At the World Bank, we’re looking at all these things (Things?) from a development angle. That’s the basis behind the new report, “Internet of Things: The New Government to Business Platform”, which focuses on how the Internet of Things can help governments deliver services better. The report looks at the ways that some cities have begun using IoT, and considers how governments can harness its benefits while minimizing potential risks and problems.

In short, it’s still the Wild West in terms of IoT and governments. The report found lots of IoT-related initiatives (lamppost sensors for measuring pollution, real-time transit updates through GPS devices, sensors for measuring volumes in garbage bins), but almost no scaled applications. Part of the story has to do with data – governments are still struggling how to collect and manage the vast quantities of data associated with IoT, and issues of data access and valuation also pose problems.

Chart: Global Wealth Grew 66% Between 1995 and 2014

Tariq Khokhar's picture
Also available in: 中文 | العربية | Français | Español

Global wealth grew by 66% between 1995 and 2014 to a total of over 1,140 Trillion dollars. The share of the world’s wealth held by middle-income countries is growing — it increased from 19% to 28% between 1995 and 2014, while the share of high-income OECD countries fell from 75% to 65%. Read more in The Changing Wealth of Nations

 

Chart: Economic Development and the Composition of Wealth

Tariq Khokhar's picture
Also available in: Español

The composition of wealth fundamentally changes with economic development. Natural capital—energy, minerals, land and forests—is the largest component of wealth in low-income countries. Its value goes up, but its share of total wealth decreases as economies develop. By contrast, the share of human capital, estimated as the present value of future incomes for the labor force, increases as economies develop. Overall, human capital accounts for two-thirds of the wealth of nations. Read more in The Changing Wealth of Nations

 

Announcing Funding for 12 Development Data Innovation Projects

World Bank Data Team's picture
Also available in: Français | 中文

We’re pleased to announce support for 12 projects which seek to improve the way development data are produced, managed, and used. They bring together diverse teams of collaborators from around the world, and are focused on solving challenges in low and lower middle-income countries in Sub-Saharan Africa, East Asia, Latin America, and South Asia.

Following the success of the first round of funding in 2016, in August 2017 we announced a $2.5M fund to support Collaborative Data Innovations for Sustainable Development. The World Bank’s Development Data group, together with the Global Partnership for Sustainable Development Data, called for ideas to improve the production, management, and use of data in the two thematic areas of “Leave No One Behind” and the environment. To ensure funding went to projects that solved real people’s problems, and built solutions that were context-specific and relevant to its audience, applicants were required to include the user, in most cases a government or public entity, in the project team. We were also looking for projects that have the potential to generate learning and knowledge that can be shared, adapted, and reused in other settings.

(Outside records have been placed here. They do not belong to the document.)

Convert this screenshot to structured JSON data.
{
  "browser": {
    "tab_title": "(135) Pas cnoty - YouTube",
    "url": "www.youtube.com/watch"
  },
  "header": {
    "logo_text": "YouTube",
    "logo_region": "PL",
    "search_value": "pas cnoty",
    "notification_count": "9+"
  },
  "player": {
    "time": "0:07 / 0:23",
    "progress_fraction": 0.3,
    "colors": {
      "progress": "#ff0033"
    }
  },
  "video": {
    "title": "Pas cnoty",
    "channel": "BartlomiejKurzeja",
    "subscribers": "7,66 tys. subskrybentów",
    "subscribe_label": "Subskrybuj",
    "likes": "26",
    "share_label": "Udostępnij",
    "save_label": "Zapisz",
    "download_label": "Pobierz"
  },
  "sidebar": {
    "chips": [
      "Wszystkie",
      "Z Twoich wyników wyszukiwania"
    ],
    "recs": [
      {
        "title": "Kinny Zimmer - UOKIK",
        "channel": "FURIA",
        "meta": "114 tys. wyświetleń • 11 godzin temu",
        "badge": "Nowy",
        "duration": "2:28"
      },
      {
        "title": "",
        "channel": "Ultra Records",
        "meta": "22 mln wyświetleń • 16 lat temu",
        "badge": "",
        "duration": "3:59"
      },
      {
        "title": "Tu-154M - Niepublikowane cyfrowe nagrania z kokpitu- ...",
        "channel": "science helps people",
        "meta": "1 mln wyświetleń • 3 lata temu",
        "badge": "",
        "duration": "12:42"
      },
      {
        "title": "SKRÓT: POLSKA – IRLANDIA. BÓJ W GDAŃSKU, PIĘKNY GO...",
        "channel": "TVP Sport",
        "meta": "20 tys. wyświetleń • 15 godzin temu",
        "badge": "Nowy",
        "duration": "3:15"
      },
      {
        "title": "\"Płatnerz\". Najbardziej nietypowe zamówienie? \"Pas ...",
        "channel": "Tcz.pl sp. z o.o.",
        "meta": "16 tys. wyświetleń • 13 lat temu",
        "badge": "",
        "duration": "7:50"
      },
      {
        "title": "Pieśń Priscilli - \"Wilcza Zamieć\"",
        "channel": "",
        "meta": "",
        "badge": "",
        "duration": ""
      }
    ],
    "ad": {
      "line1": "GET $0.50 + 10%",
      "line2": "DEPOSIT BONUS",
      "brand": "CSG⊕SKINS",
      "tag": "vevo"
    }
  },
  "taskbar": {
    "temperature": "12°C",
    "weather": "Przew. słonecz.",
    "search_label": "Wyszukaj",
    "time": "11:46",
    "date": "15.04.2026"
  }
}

From predicting the movements of internally displaced populations in Somalia to speeding up post-disaster damage assessments in Nepal; and from detecting the armyworm invasive species in Malawi to supporting older people in Kenya and India to map and advocate for the better availability of public services; the 12 selected projects summarized below show how new partnerships, new methods, and new data sources can be integrated to really “put data to work” for development.

This initiative is supported by the World Bank’s Trust Fund for Statistical Capacity Building (TFSCB) with financing from the United Kingdom’s Department for International Development (DFID), the Government of Korea and the Department of Foreign Affairs and Trade of Ireland.

2018 Innovation Fund Recipients

Over 1.25 Million People are Killed on the Road Each Year

David Mariano's picture
Also available in: Español | العربية | Français

Over 1.25 million people are killed each year on the road. And 20-50 million others are seriously impacted by road traffic injuries. While most regions have seen a decrease in road-traffic related death rates, Sub-Saharan Africa and Middle East and North Africa still see over 20 deaths per 100,000 people every year.

A new report produced by the World Bank and funded by Bloomberg Philantrophies estimates the social and economic benefits of reducing road traffic injuries in low- and middle-income countries​.

Data science competition: predicting poverty is hard - can you do it better?

Tariq Khokhar's picture
 

If you want to reduce poverty, you have to be able to identify the poor. But measuring poverty is difficult and expensive, as it requires the collection of detailed data on household consumption or income. We just launched a competition together with data science platform Driven Data, to help us see how well we can predict a household’s poverty status based on easy-to-collect information and using machine learning algorithms.

The competition supplies a set of training data with anonymized qualitative variables from household surveys in 3 countries, including the “poor” or “not poor” classification for each observation.

The challenge is to build models which can accurately classify households from a different set of test data (with the poor/not poor classification removed!) for the same 3 countries, and then submit them for scoring. Performance is measured by the mean log loss for the 3 countries which tells us how accurate the classification models developed are.

Prizes are $6,000; $4,000; and $2,500 for the top 3 performing entries, plus a $2,500 bonus prize for the top-performing entry from a low- or lower-middle income country. The deadline for entries is February 28th 2018.

You can read the full problem description and enter the competition here, and see the Driven Data team’s “benchmark solution” based on a random forest classifier.

Good luck - we look forward to seeing your solutions!

Going Deeper into TCdata360 Data Availability Leaders and Laggers

Reg Onglao's picture

Note: This is the second blog of a series of blog posts on data availability within the context of TCdata360, wherein each post will focus on a different aspect of data availability. The first blog post can be viewed here.

With open data comes missing data. In this blog series, we hope to explore data availability by looking at it from various perspectives within the context of the TCdata360 platform[1]: by country, dataset, topic, and indicator.

In our previous blog post, we took a look at the country-level data availability over time through an interactive motion bubble plot inspired by the famous Gapminder visualization. In this follow-up post, we’ll still look at data availability from a geographical lens – but now looking into country classifications and other details that aren’t evident in a bubble plot, as well as the data availability leaders and laggers over time.

Overall Data Availability Leaders and Laggers

First, let’s focus on comparing individual countries to get a better sense of country-level differences in data availability. We computed for each country’s overall data availability by taking the median data availability across all years (1955-2016). Looking at the top 20 and bottom 20 countries in terms of overall data availability generates a few interesting patterns.